Tranxene Overview

Clorazepate is a generic drug, sold under the brand name Tranxene. Clorazepate is classified as a benzodiazepine, which is a psychoactive class of drugs. Tranxene is prescribed primarily to treat anxiety symptoms. It can also be used during alcohol withdrawal and for certain types of seizures. Benzodiazepines are classified as Schedule IV drugs in the U.S. This means the DEA believes they have accepted medical uses, and that while they may be psychologically addictive, the risk is low. Unfortunately, many people have realized that developing a psychological need for benzos is a real threat and all-too-common.

When Tranxene is administered, it affects something called GABA in the brain. GABA is a neurotransmitter responsible for having a calming effect on neuron activity. People with anxiety disorders may have a GABA deficiency, so Tranxene can artificially replicate its effects. The result is relaxation and in some cases drowsiness. For the most part, if these substances are taken as prescribed, people won’t develop a psychological disease causing them to crave the substances. For example, they’re short-term medications. Tranxene and other benzos like Xanax aren’t intended as ongoing or long-term medicines for anxiety, insomnia or other conditions they treat. This is because the longer someone uses them, the more likely they are to become psychologically addicted and physically dependent. Tranxene and drugs like it alter brain pathways over time. That alteration is what leads to the development of an addiction.

Another risk factor for Tranxene addiction is misusing the drug. Tranxene misuse could include taking a larger dose than what’s prescribed or taking doses more often. Misusing Tranxene can also include taking it without a prescription, taking it for longer than a doctor prescribes, or mixing it with other substances to feel high. Other symptoms of Tranxene misuse can include:

  • Seeming drowsy at odd times
  • Being impaired
  • Cognitive and memory problems
  • Slow reaction time
  • Slurred speech
  • Coordination problems
  • Confusion
  • Poor concentration
  • Seeming to be in a stupor

Over time Tranxene misuse can cause other side effects. Long-term side effects of Tranxene misuse may include cognitive deterioration, particularly in older users, gastrointestinal problems and impaired memory and attention. People who are long-term abusers of benzos may also experience depression and changes in mood or mental health, as well as problems experiencing emotions.

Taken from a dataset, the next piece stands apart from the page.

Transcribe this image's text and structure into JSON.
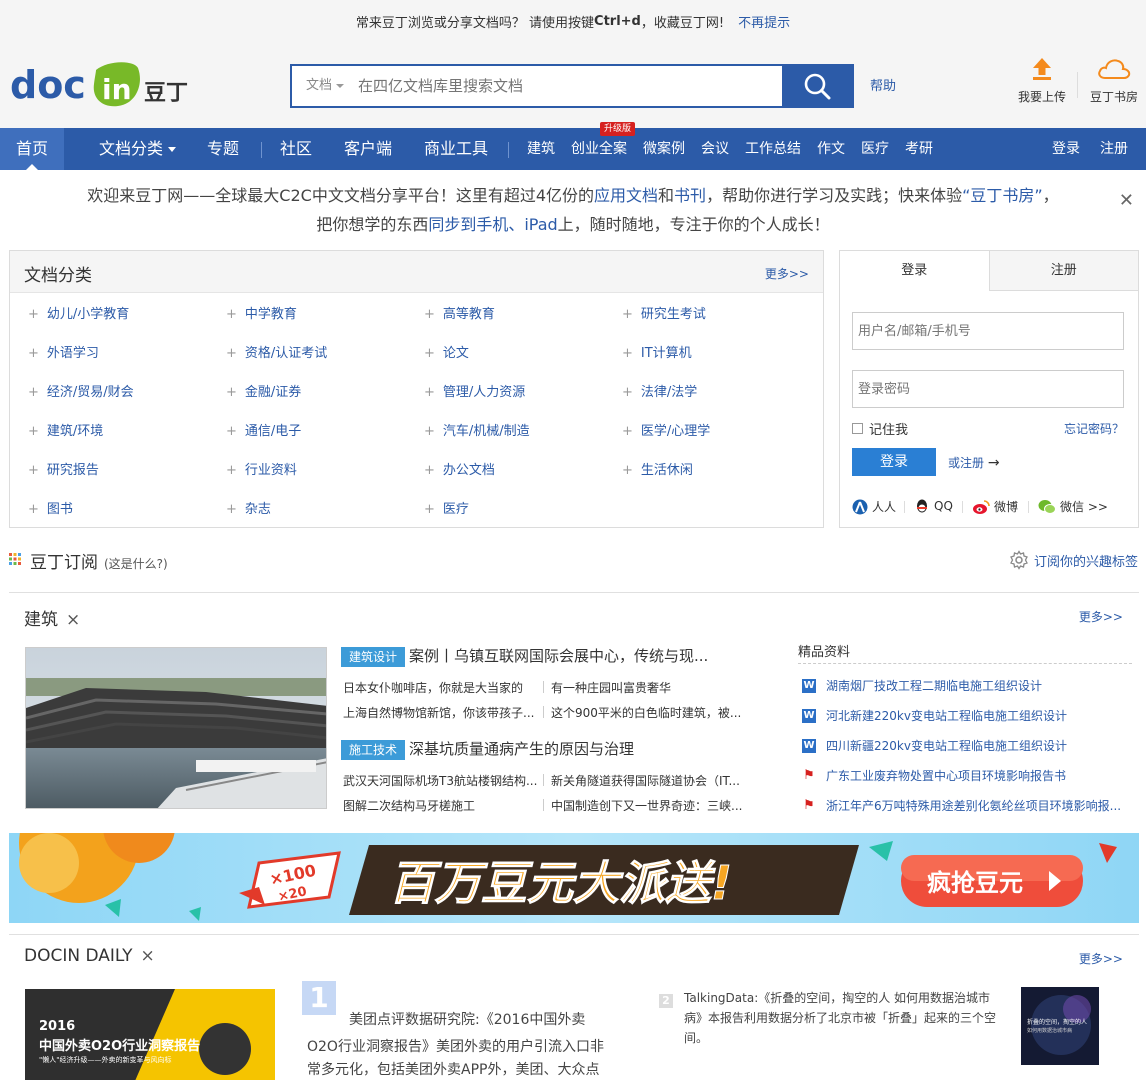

Polysubstance Misuse

An important consideration when discussing signs, symptoms and side effects of Tranxene misuse is polysubstance misuse. It is possible to misuse and be addicted to benzodiazepines on their own, but more often people have a polysubstance misuse issue. This means that they are simultaneously misusing or addicted to multiple drugs. For example, someone could misuse both Tranxene and alcohol or opioids. The risks of polysubstance misuse are even more significant than misusing a single drug. As an example, benzodiazepines and opioids depress the central nervous system. Combining them can lead to a fatal overdose. Polysubstance misuse also makes addiction treatment more complex.

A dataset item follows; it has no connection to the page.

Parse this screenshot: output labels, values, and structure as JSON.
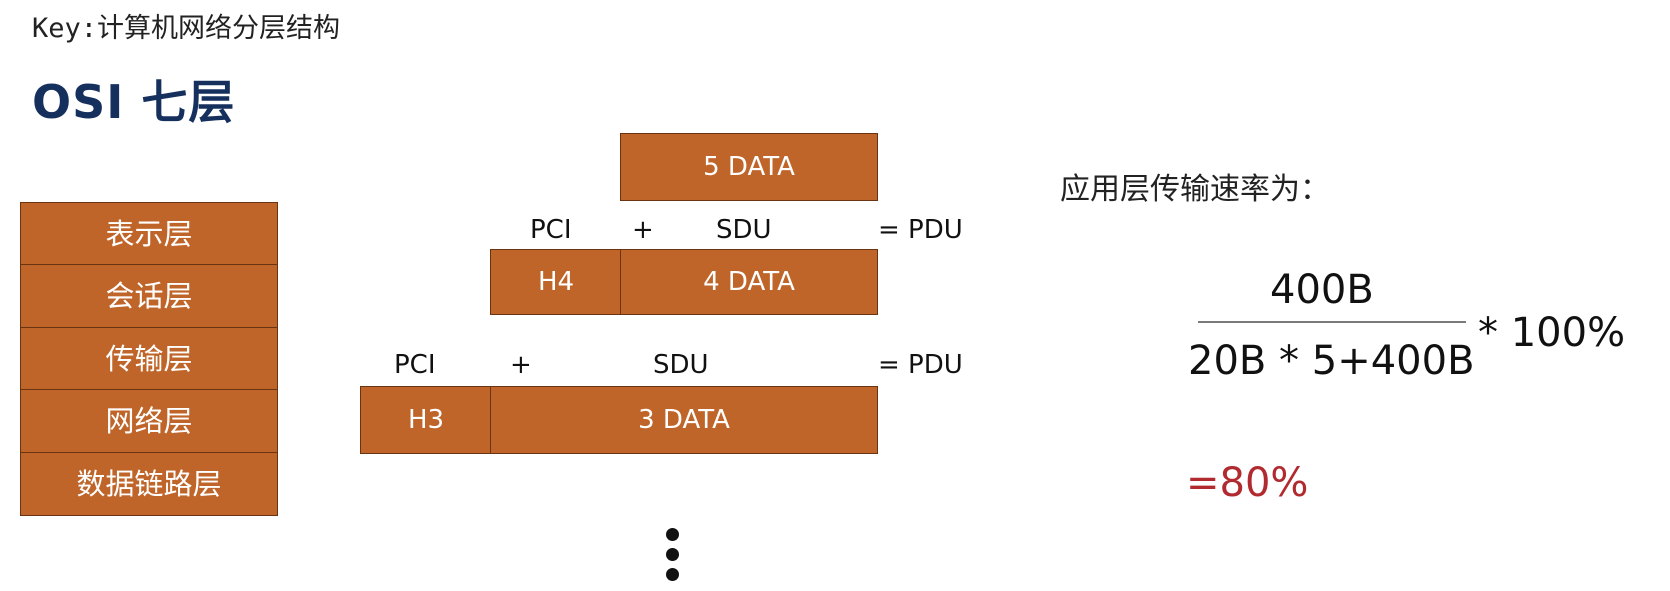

If you or a loved one struggles with a benzodiazepine like Tranxene, or polysubstance use disorder, please call or contact The Recovery Village. We specialize in individualized treatment plans that create the best chance for a successful recovery.

Medical Disclaimer

The Recovery Village aims to improve the quality of life for people struggling with substance use or mental health disorder with fact-based content about the nature of behavioral health conditions, treatment options and their related outcomes. We publish material that is researched, cited, edited and reviewed by licensed medical professionals. The information we provide is not intended to be a substitute for professional medical advice, diagnosis or treatment. It should not be used in place of the advice of your physician or other qualified healthcare providers.